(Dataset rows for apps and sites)

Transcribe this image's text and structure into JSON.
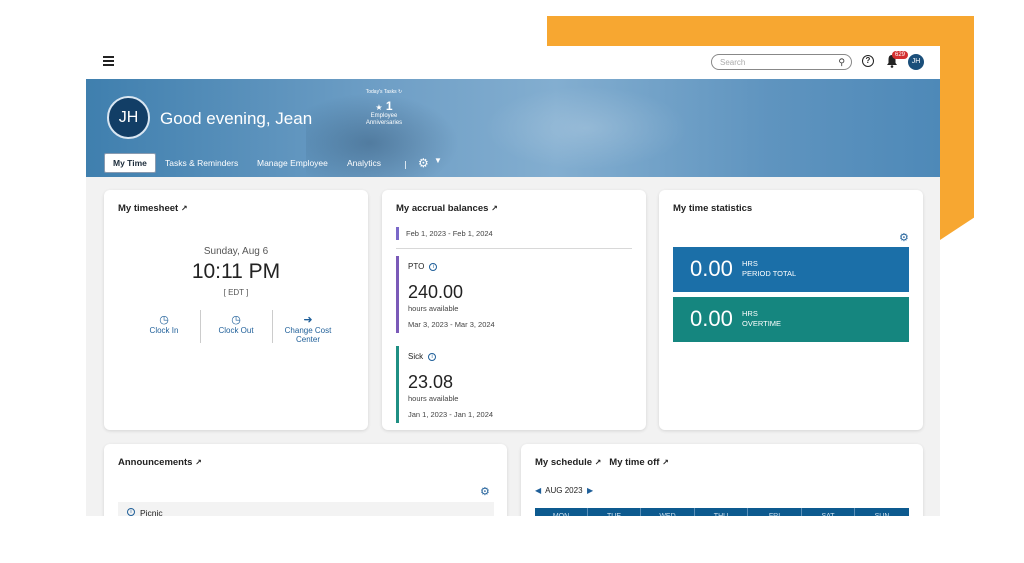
{
  "header": {
    "search_placeholder": "Search",
    "notification_count": "629",
    "user_initials": "JH"
  },
  "banner": {
    "avatar_initials": "JH",
    "greeting": "Good evening, Jean",
    "todays_tasks": {
      "title": "Today's Tasks",
      "count": "1",
      "label_line1": "Employee",
      "label_line2": "Anniversaries"
    },
    "tabs": [
      "My Time",
      "Tasks & Reminders",
      "Manage Employee",
      "Analytics"
    ]
  },
  "timesheet": {
    "title": "My timesheet",
    "date": "Sunday, Aug 6",
    "time": "10:11 PM",
    "timezone": "[ EDT ]",
    "actions": [
      {
        "label_line1": "Clock In",
        "label_line2": ""
      },
      {
        "label_line1": "Clock Out",
        "label_line2": ""
      },
      {
        "label_line1": "Change Cost",
        "label_line2": "Center"
      }
    ]
  },
  "accruals": {
    "title": "My accrual balances",
    "period": "Feb 1, 2023 - Feb 1, 2024",
    "items": [
      {
        "name": "PTO",
        "value": "240.00",
        "unit": "hours available",
        "range": "Mar 3, 2023 - Mar 3, 2024",
        "color": "#7a5ab8"
      },
      {
        "name": "Sick",
        "value": "23.08",
        "unit": "hours available",
        "range": "Jan 1, 2023 - Jan 1, 2024",
        "color": "#1f8f83"
      }
    ]
  },
  "statistics": {
    "title": "My time statistics",
    "items": [
      {
        "value": "0.00",
        "unit": "HRS",
        "label": "PERIOD TOTAL",
        "color": "#1b6fa8"
      },
      {
        "value": "0.00",
        "unit": "HRS",
        "label": "OVERTIME",
        "color": "#15867f"
      }
    ]
  },
  "announcements": {
    "title": "Announcements",
    "items": [
      {
        "label": "Picnic"
      }
    ]
  },
  "schedule": {
    "title": "My schedule",
    "title2": "My time off",
    "month": "AUG 2023",
    "days": [
      "MON",
      "TUE",
      "WED",
      "THU",
      "FRI",
      "SAT",
      "SUN"
    ]
  },
  "colors": {
    "brand_blue": "#1f5f99",
    "accent_orange": "#f7a731"
  }
}
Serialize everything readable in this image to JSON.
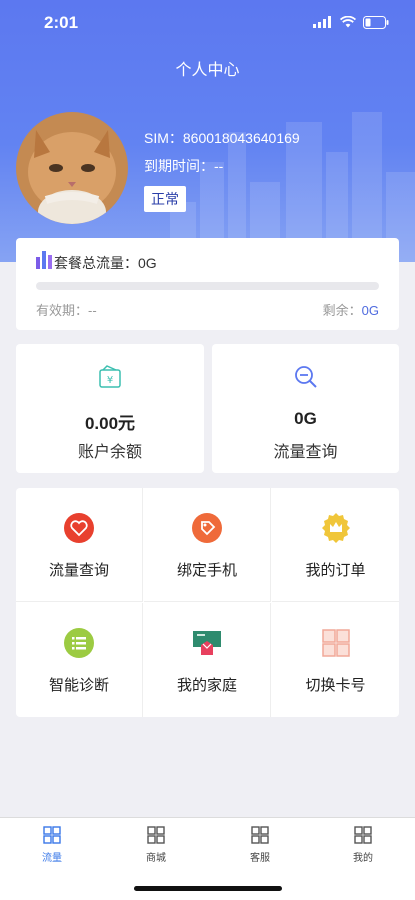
{
  "status_bar": {
    "time": "2:01"
  },
  "header": {
    "title": "个人中心"
  },
  "profile": {
    "sim_label": "SIM：",
    "sim_number": "860018043640169",
    "expire_label": "到期时间：",
    "expire_value": "--",
    "status": "正常"
  },
  "package": {
    "total_label": "套餐总流量：",
    "total_value": "0G",
    "usage_fraction": 0,
    "valid_label": "有效期：",
    "valid_value": "--",
    "remain_label": "剩余：",
    "remain_value": "0G"
  },
  "stats": [
    {
      "value": "0.00元",
      "label": "账户余额",
      "icon": "wallet-yen-icon"
    },
    {
      "value": "0G",
      "label": "流量查询",
      "icon": "search-minus-icon"
    }
  ],
  "menu": [
    {
      "label": "流量查询",
      "icon": "heart-badge-icon"
    },
    {
      "label": "绑定手机",
      "icon": "tag-badge-icon"
    },
    {
      "label": "我的订单",
      "icon": "crown-badge-icon"
    },
    {
      "label": "智能诊断",
      "icon": "list-badge-icon"
    },
    {
      "label": "我的家庭",
      "icon": "gift-screen-icon"
    },
    {
      "label": "切换卡号",
      "icon": "grid-squares-icon"
    }
  ],
  "tabbar": [
    {
      "label": "流量",
      "active": true
    },
    {
      "label": "商城",
      "active": false
    },
    {
      "label": "客服",
      "active": false
    },
    {
      "label": "我的",
      "active": false
    }
  ],
  "colors": {
    "header_blue": "#5c78f0",
    "accent_blue": "#3a78e8",
    "heart_red": "#e8402e",
    "tag_orange": "#ef6a3a",
    "crown_yellow": "#f0c63a",
    "list_green": "#9ccb42",
    "grid_pink": "#f1a898"
  }
}
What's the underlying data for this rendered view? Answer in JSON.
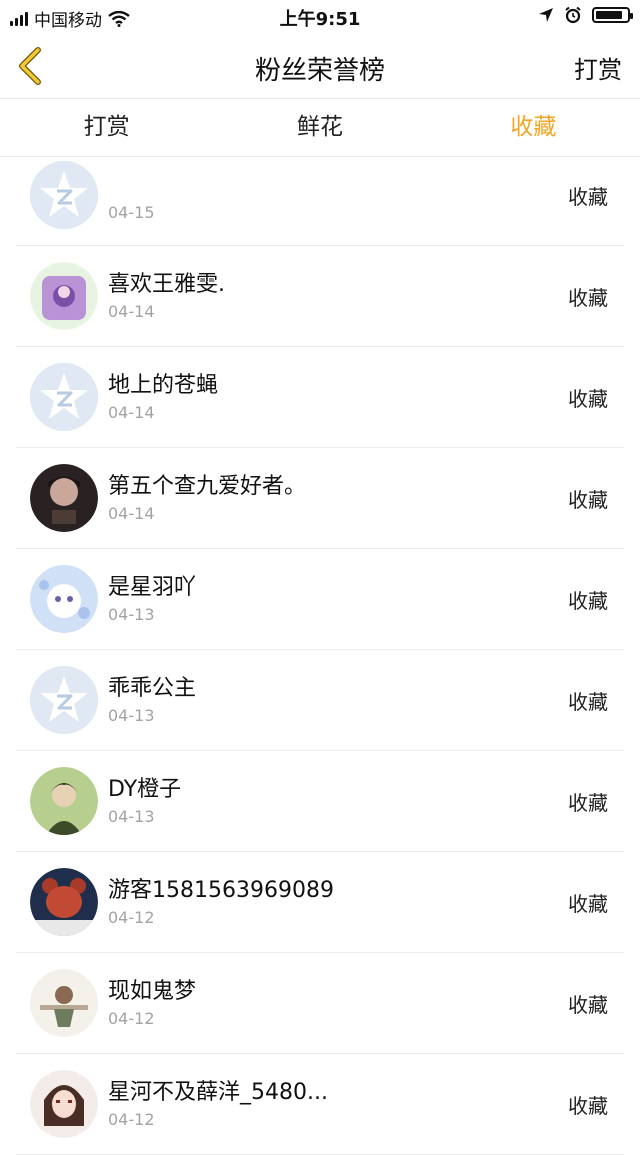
{
  "status_bar": {
    "carrier": "中国移动",
    "time": "上午9:51"
  },
  "nav": {
    "title": "粉丝荣誉榜",
    "right_label": "打赏"
  },
  "tabs": [
    {
      "label": "打赏",
      "active": false
    },
    {
      "label": "鲜花",
      "active": false
    },
    {
      "label": "收藏",
      "active": true
    }
  ],
  "accent_color": "#f3a524",
  "items": [
    {
      "name": "",
      "date": "04-15",
      "action": "收藏",
      "avatar": "default-avatar"
    },
    {
      "name": "喜欢王雅雯.",
      "date": "04-14",
      "action": "收藏",
      "avatar": "photo-avatar"
    },
    {
      "name": "地上的苍蝇",
      "date": "04-14",
      "action": "收藏",
      "avatar": "default-avatar"
    },
    {
      "name": "第五个查九爱好者。",
      "date": "04-14",
      "action": "收藏",
      "avatar": "photo-avatar"
    },
    {
      "name": "是星羽吖",
      "date": "04-13",
      "action": "收藏",
      "avatar": "photo-avatar"
    },
    {
      "name": "乖乖公主",
      "date": "04-13",
      "action": "收藏",
      "avatar": "default-avatar"
    },
    {
      "name": "DY橙子",
      "date": "04-13",
      "action": "收藏",
      "avatar": "photo-avatar"
    },
    {
      "name": "游客1581563969089",
      "date": "04-12",
      "action": "收藏",
      "avatar": "photo-avatar"
    },
    {
      "name": "现如鬼梦",
      "date": "04-12",
      "action": "收藏",
      "avatar": "photo-avatar"
    },
    {
      "name": "星河不及薛洋_5480...",
      "date": "04-12",
      "action": "收藏",
      "avatar": "photo-avatar"
    }
  ]
}
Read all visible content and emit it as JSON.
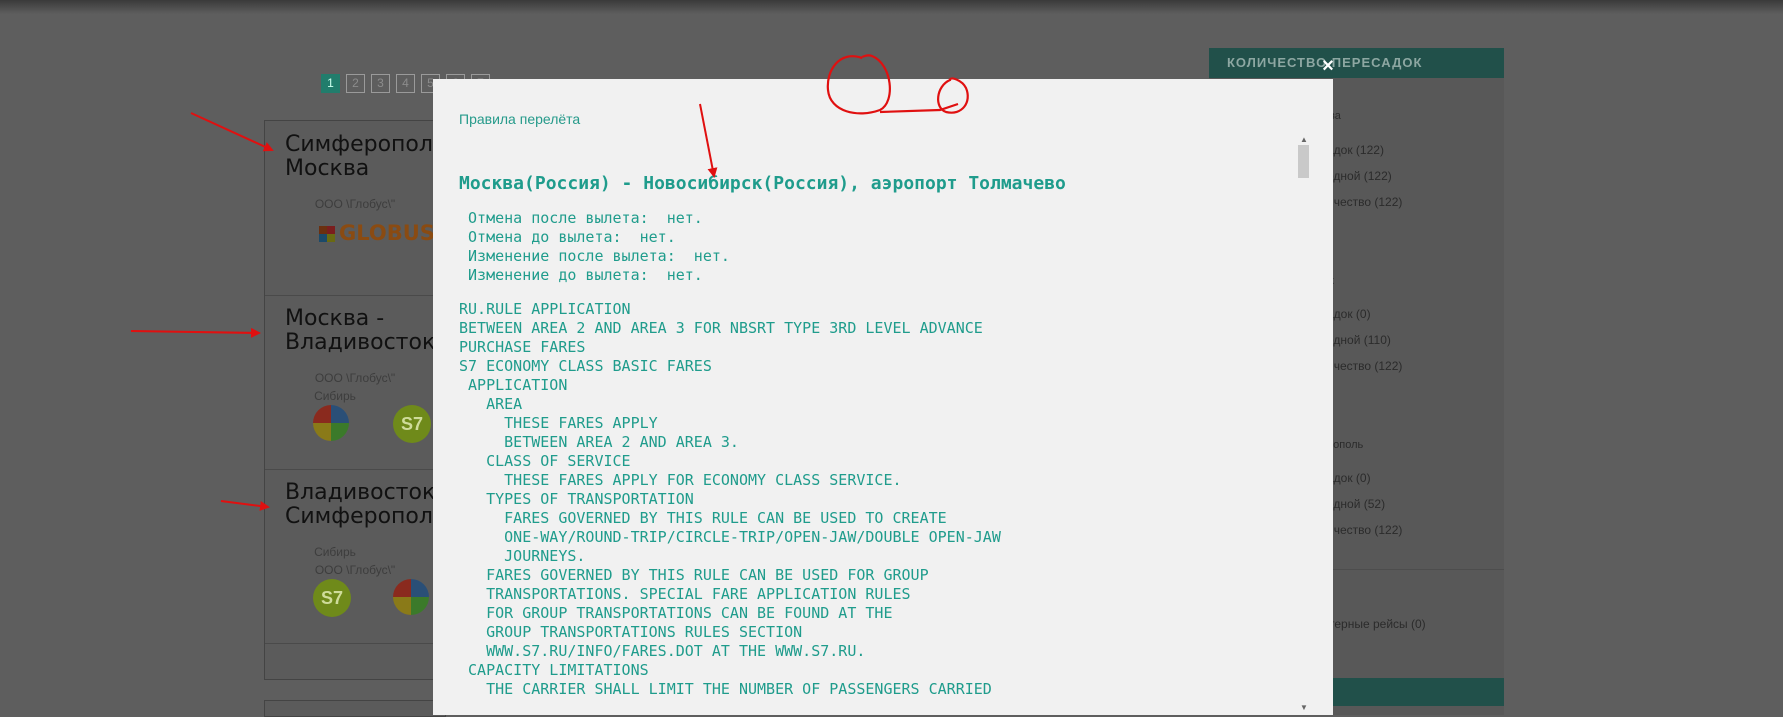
{
  "pagination": {
    "pages": [
      "1",
      "2",
      "3",
      "4",
      "5",
      "6",
      "7"
    ],
    "active_index": 0
  },
  "cards": [
    {
      "title": "Симферополь -\nМосква",
      "agent": "ООО \\Глобус\\\"",
      "logo_text": "GLOBUS"
    },
    {
      "title": "Москва -\nВладивосток",
      "agent": "ООО \\Глобус\\\"",
      "agent2": "Сибирь",
      "logo_text": "S7"
    },
    {
      "title": "Владивосток -\nСимферополь",
      "agent": "Сибирь",
      "agent2": "ООО \\Глобус\\\"",
      "logo_text": "S7"
    }
  ],
  "sidebar": {
    "header": "КОЛИЧЕСТВО ПЕРЕСАДОК",
    "groups": [
      {
        "title": "ва",
        "items": [
          "адок (122)",
          "одной (122)",
          "ичество (122)"
        ]
      },
      {
        "title": "к",
        "items": [
          "адок (0)",
          "одной (110)",
          "ичество (122)"
        ]
      },
      {
        "title": "рополь",
        "items": [
          "адок (0)",
          "одной (52)",
          "ичество (122)"
        ]
      }
    ],
    "footer_items": [
      ")",
      "терные рейсы (0)"
    ]
  },
  "modal": {
    "caption": "Правила перелёта",
    "close_symbol": "×",
    "route_title": "Москва(Россия) - Новосибирск(Россия), аэропорт Толмачево",
    "summary": [
      " Отмена после вылета:  нет.",
      " Отмена до вылета:  нет.",
      " Изменение после вылета:  нет.",
      " Изменение до вылета:  нет."
    ],
    "rules_text": [
      "RU.RULE APPLICATION",
      "BETWEEN AREA 2 AND AREA 3 FOR NBSRT TYPE 3RD LEVEL ADVANCE",
      "PURCHASE FARES",
      "S7 ECONOMY CLASS BASIC FARES",
      " APPLICATION",
      "   AREA",
      "     THESE FARES APPLY",
      "     BETWEEN AREA 2 AND AREA 3.",
      "   CLASS OF SERVICE",
      "     THESE FARES APPLY FOR ECONOMY CLASS SERVICE.",
      "   TYPES OF TRANSPORTATION",
      "     FARES GOVERNED BY THIS RULE CAN BE USED TO CREATE",
      "     ONE-WAY/ROUND-TRIP/CIRCLE-TRIP/OPEN-JAW/DOUBLE OPEN-JAW",
      "     JOURNEYS.",
      "   FARES GOVERNED BY THIS RULE CAN BE USED FOR GROUP",
      "   TRANSPORTATIONS. SPECIAL FARE APPLICATION RULES",
      "   FOR GROUP TRANSPORTATIONS CAN BE FOUND AT THE",
      "   GROUP TRANSPORTATIONS RULES SECTION",
      "   WWW.S7.RU/INFO/FARES.DOT AT THE WWW.S7.RU.",
      " CAPACITY LIMITATIONS",
      "   THE CARRIER SHALL LIMIT THE NUMBER OF PASSENGERS CARRIED"
    ]
  },
  "colors": {
    "accent": "#1f9c8c",
    "annotation": "#e01010",
    "overlay": "#5e5e5e"
  }
}
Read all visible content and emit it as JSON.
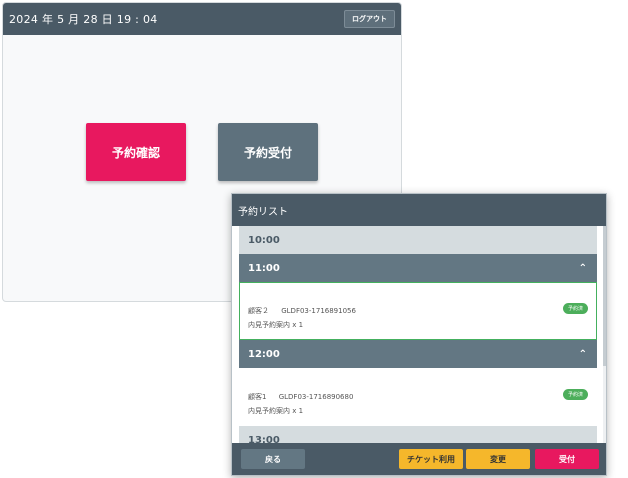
{
  "main": {
    "datetime": "2024 年 5 月 28 日  19 : 04",
    "logout_label": "ログアウト",
    "confirm_label": "予約確認",
    "reception_label": "予約受付"
  },
  "modal": {
    "title": "予約リスト",
    "groups": [
      {
        "time": "10:00"
      },
      {
        "time": "11:00",
        "entry": {
          "customer": "顧客２",
          "code": "GLDF03-1716891056",
          "detail": "内見予約案内 x 1",
          "badge": "予約済"
        }
      },
      {
        "time": "12:00",
        "entry": {
          "customer": "顧客1",
          "code": "GLDF03-1716890680",
          "detail": "内見予約案内 x 1",
          "badge": "予約済"
        }
      },
      {
        "time": "13:00"
      }
    ],
    "footer": {
      "back_label": "戻る",
      "ticket_label": "チケット利用",
      "change_label": "変更",
      "accept_label": "受付"
    }
  },
  "colors": {
    "header_bg": "#4a5a66",
    "primary_pink": "#e8185f",
    "slate": "#5e717d",
    "amber": "#f5b72b",
    "success_green": "#4cae5b"
  },
  "icons": {
    "expanded_chevron": "chevron-up-icon"
  }
}
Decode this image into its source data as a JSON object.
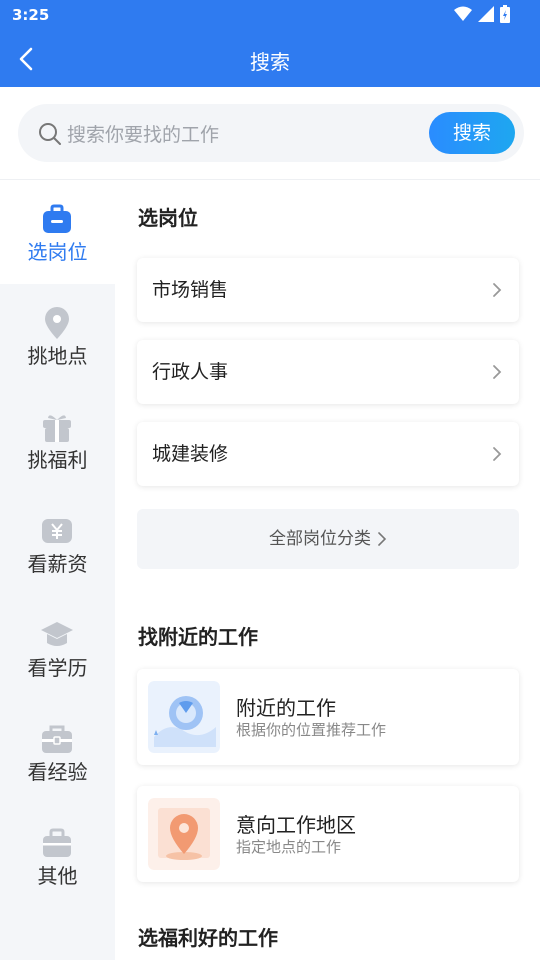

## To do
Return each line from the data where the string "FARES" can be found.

## Exercise response
      "PURCHASE FARES",
      "S7 ECONOMY CLASS BASIC FARES",
      "     THESE FARES APPLY",
      "     THESE FARES APPLY FOR ECONOMY CLASS SERVICE.",
      "     FARES GOVERNED BY THIS RULE CAN BE USED TO CREATE",
      "   FARES GOVERNED BY THIS RULE CAN BE USED FOR GROUP",
      "   WWW.S7.RU/INFO/FARES.DOT AT THE WWW.S7.RU.",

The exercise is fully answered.